Daniel: It is very relevant. Our approach is not a traditional biomarker approach, where one looks at a specific gene or marker and tells if there is more than expected (PSA for example) or look for a specific mutation in a specific cancer gene. We obtain a genome-wide signal of methylation levels across millions of genomic regions, then we train a machine-learning classifier to understand that a specific profile is likely associated with a person with pancreatic cancer, while a different profile is associated with a person with lung cancer or a healthy cancer-free individual. As our data-sets increases and the AI/ML field improve, we hope to have a test that is more sensitive and specific for cancer early detection. Moreover, since DNA methylation patterns are associated with each normal tissue, these tests could be applied for many other diseases, from metabolic diseases, cardiac disease, etc. Since it is all based on the same test, the data analyses aspect of this is fundamental.
BayBrazil: What are the next steps in the research and when may it be available to patients in general? In the future, may this test be done as a routine annual checkup?
Daniel: It is important to clarify that this is a research project. Many more validations need to take place before it can be offered to the population. The goal is to have a much larger number of samples to train our classifiers, ideally using samples from health studies.
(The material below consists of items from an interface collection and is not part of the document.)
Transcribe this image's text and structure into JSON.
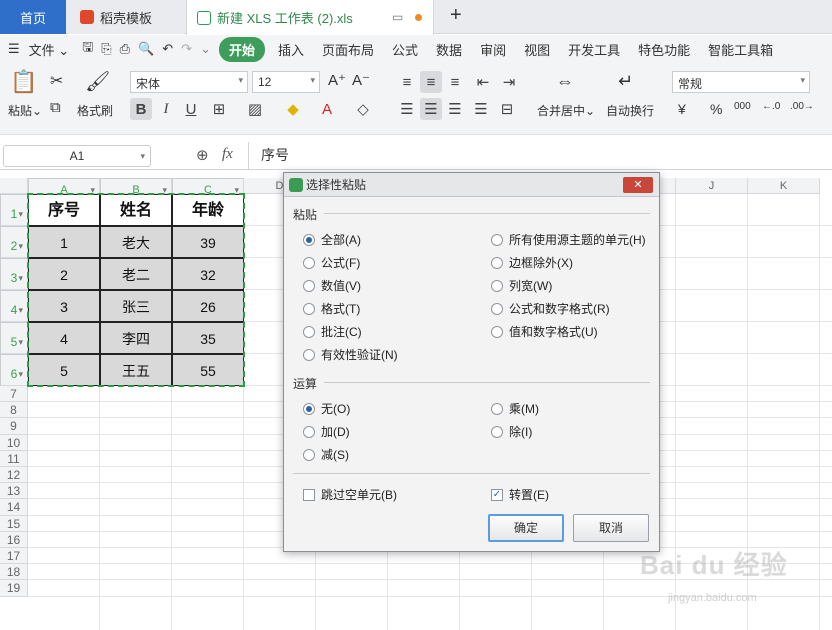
{
  "tabs": {
    "home": "首页",
    "templates": "稻壳模板",
    "document": "新建 XLS 工作表 (2).xls"
  },
  "menu": {
    "file": "文件",
    "items": [
      "开始",
      "插入",
      "页面布局",
      "公式",
      "数据",
      "审阅",
      "视图",
      "开发工具",
      "特色功能",
      "智能工具箱"
    ]
  },
  "ribbon": {
    "paste": "粘贴",
    "format_painter": "格式刷",
    "font_name": "宋体",
    "font_size": "12",
    "merge": "合并居中",
    "wrap": "自动换行",
    "number_format": "常规",
    "currency": "¥",
    "percent": "%",
    "thousands": "000"
  },
  "formula_bar": {
    "cell_ref": "A1",
    "fx": "fx",
    "content": "序号"
  },
  "grid": {
    "columns": [
      "A",
      "B",
      "C",
      "D",
      "E",
      "F",
      "G",
      "H",
      "I",
      "J",
      "K"
    ],
    "rows": [
      "1",
      "2",
      "3",
      "4",
      "5",
      "6",
      "7",
      "8",
      "9",
      "10",
      "11",
      "12",
      "13",
      "14",
      "15",
      "16",
      "17",
      "18",
      "19"
    ],
    "headers": [
      "序号",
      "姓名",
      "年龄"
    ],
    "data": [
      [
        "1",
        "老大",
        "39"
      ],
      [
        "2",
        "老二",
        "32"
      ],
      [
        "3",
        "张三",
        "26"
      ],
      [
        "4",
        "李四",
        "35"
      ],
      [
        "5",
        "王五",
        "55"
      ]
    ]
  },
  "dialog": {
    "title": "选择性粘贴",
    "paste_section": "粘贴",
    "paste_left": [
      "全部(A)",
      "公式(F)",
      "数值(V)",
      "格式(T)",
      "批注(C)",
      "有效性验证(N)"
    ],
    "paste_right": [
      "所有使用源主题的单元(H)",
      "边框除外(X)",
      "列宽(W)",
      "公式和数字格式(R)",
      "值和数字格式(U)"
    ],
    "op_section": "运算",
    "op_left": [
      "无(O)",
      "加(D)",
      "减(S)"
    ],
    "op_right": [
      "乘(M)",
      "除(I)"
    ],
    "skip_blanks": "跳过空单元(B)",
    "transpose": "转置(E)",
    "ok": "确定",
    "cancel": "取消"
  },
  "watermark": {
    "brand": "Bai du 经验",
    "url": "jingyan.baidu.com"
  },
  "colors": {
    "accent": "#3e9d5a",
    "home_tab": "#2f6fc9",
    "selection": "#2a9d44"
  }
}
These studies follow hundreds of thousands of people for many years, and many of the participants develop cancer at some point, so blood samples are available before the cancer diagnosis. Then, once we are confident with the classifiers, a prospective trial need to test the accuracy for regulatory purposes, before the test can be offered. It is likely that a high-risk population (heavy smokers for example) is the best place to start.
BayBrazil: Is the early detection the only way to improve the cancer cure or is there research and development working on the cure in advanced stages of cancer?
Daniel: Most of the research today is focusing on treating advanced diseases. Immunotherapy is a good example.
BayBrazil: How committed are the commercial companies in the development of cancer detection and cure?
Daniel: Very committed. There are a few high-profile companies based in California trying to develop novel cancer early detection approaches. Grail and Freenome are two big examples, using genomics and AI.
BayBrazil: How is cancer research in Brazil? Is any academic team or company developing studies in the field?
Daniel: There is a lot of high quality cancer research in Brazil, mostly in the academic setting. I’m not aware of specific research on this field of liquid biopsy for cancer early detection.
BayBrazil: Tell us about your career and if it would be possible to develop this research in Brazil.
Daniel: I did my PhD training in immunology at University of Sao Paulo, my supervisor was Dr. Gustavo Amarante-Mendes, an expert in cancer immunology. Then, I did a postdoctoral training in Los Angeles under the supervision of Dr. Peter Jones a pioneer in the field of cancer epigenetics. After this postdoctoral training, I started my own group at Princess Margaret Cancer Centre / University of Toronto, focusing on merging Cancer Epigenetics, Cancer immunology and computational biology.
Regarding the second part of your question, I believe there is a strong scientific community in Brazil focusing on cancer research and very important resources in terms of clinical samples from a large and diverse population. However, more funding is necessary to develop new technologies.